*Task objective*
If a line of the data below holds the word "title", list it.

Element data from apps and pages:
·····

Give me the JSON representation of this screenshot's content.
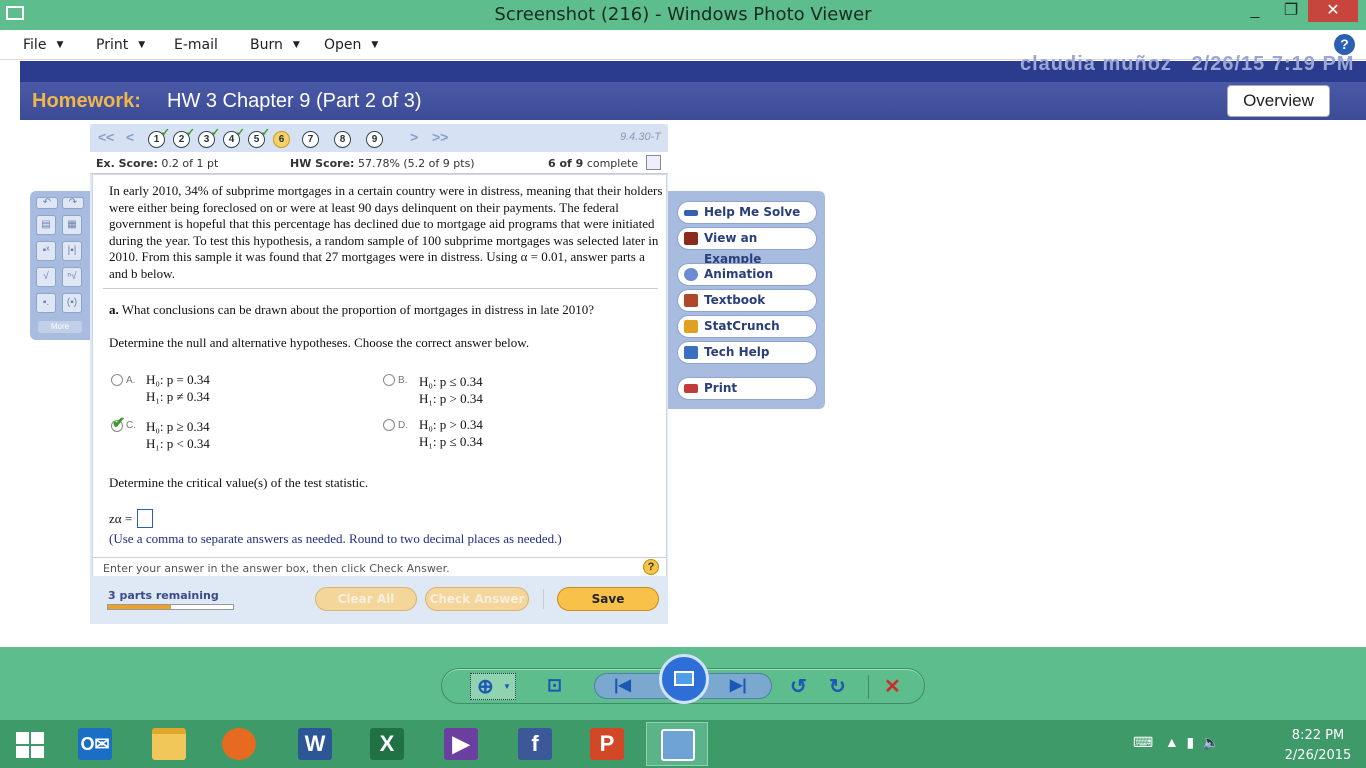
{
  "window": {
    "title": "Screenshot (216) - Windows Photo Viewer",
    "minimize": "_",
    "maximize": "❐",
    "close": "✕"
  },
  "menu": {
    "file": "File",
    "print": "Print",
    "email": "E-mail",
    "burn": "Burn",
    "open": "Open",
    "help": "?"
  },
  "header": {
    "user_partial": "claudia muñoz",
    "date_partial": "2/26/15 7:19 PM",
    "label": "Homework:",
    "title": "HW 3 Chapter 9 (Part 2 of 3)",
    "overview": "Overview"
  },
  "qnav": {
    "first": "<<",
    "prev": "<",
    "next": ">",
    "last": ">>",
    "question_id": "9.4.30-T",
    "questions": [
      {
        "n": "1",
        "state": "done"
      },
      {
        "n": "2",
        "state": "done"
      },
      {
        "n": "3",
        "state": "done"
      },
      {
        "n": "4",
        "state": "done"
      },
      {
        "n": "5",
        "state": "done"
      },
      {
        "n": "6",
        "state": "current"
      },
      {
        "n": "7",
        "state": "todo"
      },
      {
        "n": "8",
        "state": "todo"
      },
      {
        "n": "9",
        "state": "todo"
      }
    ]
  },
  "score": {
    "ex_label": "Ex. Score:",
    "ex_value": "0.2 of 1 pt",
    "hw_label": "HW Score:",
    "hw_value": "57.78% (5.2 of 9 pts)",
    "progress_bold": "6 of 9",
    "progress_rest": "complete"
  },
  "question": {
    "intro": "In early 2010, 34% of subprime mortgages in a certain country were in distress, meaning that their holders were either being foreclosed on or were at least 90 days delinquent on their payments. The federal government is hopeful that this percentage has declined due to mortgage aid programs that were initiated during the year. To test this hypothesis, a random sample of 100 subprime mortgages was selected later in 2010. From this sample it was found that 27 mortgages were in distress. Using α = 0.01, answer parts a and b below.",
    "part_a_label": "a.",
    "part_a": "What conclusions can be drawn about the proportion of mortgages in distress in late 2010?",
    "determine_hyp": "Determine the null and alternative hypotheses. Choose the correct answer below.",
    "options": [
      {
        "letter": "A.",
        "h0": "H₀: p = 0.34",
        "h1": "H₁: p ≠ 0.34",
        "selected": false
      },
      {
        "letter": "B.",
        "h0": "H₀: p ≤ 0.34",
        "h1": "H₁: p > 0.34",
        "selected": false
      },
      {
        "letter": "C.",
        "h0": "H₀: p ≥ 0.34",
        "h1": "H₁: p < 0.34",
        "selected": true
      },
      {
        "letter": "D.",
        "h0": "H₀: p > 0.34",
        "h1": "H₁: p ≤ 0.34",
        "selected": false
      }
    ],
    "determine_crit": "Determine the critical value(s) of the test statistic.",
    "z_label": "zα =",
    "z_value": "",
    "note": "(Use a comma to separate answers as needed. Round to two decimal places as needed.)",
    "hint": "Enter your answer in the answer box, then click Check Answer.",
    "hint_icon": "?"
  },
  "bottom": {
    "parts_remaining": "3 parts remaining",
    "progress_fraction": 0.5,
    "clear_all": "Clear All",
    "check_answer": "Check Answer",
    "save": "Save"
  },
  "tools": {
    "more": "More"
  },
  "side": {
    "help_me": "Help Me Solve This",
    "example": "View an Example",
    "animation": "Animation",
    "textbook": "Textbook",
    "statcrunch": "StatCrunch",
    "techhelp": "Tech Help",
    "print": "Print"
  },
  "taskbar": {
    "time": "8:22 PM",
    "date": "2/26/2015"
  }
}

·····

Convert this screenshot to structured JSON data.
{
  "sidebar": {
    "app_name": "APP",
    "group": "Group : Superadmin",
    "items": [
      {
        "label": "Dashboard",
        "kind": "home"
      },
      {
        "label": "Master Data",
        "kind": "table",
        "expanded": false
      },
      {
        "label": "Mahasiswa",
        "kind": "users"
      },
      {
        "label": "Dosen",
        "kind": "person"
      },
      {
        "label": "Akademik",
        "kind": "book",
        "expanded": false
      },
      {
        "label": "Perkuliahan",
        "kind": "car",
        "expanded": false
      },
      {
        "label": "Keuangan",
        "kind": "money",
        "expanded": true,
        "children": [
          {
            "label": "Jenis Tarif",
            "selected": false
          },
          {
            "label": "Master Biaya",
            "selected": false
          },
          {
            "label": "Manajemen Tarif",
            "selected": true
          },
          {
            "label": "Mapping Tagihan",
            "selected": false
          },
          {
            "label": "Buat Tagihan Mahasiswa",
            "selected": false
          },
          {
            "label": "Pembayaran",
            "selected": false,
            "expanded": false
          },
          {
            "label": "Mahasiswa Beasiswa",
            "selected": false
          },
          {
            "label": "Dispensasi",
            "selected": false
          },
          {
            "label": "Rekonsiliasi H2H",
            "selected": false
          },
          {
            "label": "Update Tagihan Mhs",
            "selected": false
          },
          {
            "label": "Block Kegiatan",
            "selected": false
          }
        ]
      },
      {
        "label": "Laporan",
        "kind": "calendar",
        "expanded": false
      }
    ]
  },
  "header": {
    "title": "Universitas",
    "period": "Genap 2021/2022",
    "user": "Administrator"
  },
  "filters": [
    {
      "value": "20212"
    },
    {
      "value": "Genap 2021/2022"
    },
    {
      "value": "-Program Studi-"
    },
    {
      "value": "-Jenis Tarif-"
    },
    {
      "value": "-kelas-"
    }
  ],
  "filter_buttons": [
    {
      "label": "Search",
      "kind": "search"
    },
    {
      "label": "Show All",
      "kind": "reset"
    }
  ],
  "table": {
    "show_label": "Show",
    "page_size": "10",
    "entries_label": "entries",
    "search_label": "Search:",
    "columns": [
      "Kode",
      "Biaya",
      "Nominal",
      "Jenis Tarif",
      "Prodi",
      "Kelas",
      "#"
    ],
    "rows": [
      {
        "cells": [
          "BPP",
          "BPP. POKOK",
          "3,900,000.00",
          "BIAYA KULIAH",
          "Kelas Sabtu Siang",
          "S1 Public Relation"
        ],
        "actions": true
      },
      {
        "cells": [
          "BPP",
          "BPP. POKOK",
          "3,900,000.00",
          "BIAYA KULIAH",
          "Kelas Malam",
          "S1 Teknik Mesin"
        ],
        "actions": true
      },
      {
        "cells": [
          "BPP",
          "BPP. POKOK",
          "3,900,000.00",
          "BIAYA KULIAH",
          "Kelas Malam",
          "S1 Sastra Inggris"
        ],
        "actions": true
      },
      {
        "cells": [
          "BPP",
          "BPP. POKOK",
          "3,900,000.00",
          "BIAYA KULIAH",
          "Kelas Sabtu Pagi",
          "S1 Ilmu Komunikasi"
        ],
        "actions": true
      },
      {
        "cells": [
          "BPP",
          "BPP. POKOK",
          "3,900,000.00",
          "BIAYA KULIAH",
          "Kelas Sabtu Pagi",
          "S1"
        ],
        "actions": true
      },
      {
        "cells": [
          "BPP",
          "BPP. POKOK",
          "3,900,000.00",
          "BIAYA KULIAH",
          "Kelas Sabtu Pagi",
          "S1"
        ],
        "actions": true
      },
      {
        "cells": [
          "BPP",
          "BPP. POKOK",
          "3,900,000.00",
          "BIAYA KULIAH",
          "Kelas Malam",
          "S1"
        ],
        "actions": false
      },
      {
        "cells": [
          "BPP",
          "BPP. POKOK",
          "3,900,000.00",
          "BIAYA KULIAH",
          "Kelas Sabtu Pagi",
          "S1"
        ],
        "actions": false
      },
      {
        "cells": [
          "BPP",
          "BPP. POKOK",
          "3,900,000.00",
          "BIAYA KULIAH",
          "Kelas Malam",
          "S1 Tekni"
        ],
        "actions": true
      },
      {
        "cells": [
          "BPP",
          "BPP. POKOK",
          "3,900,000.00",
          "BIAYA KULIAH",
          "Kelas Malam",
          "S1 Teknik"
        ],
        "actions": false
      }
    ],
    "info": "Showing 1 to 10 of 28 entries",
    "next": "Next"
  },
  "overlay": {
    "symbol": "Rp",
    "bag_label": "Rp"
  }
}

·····

*Result for this exercise*
    "title": "Screenshot (216) - Windows Photo Viewer",
    "title": "HW 3 Chapter 9 (Part 2 of 3)",
    "title": "Universitas",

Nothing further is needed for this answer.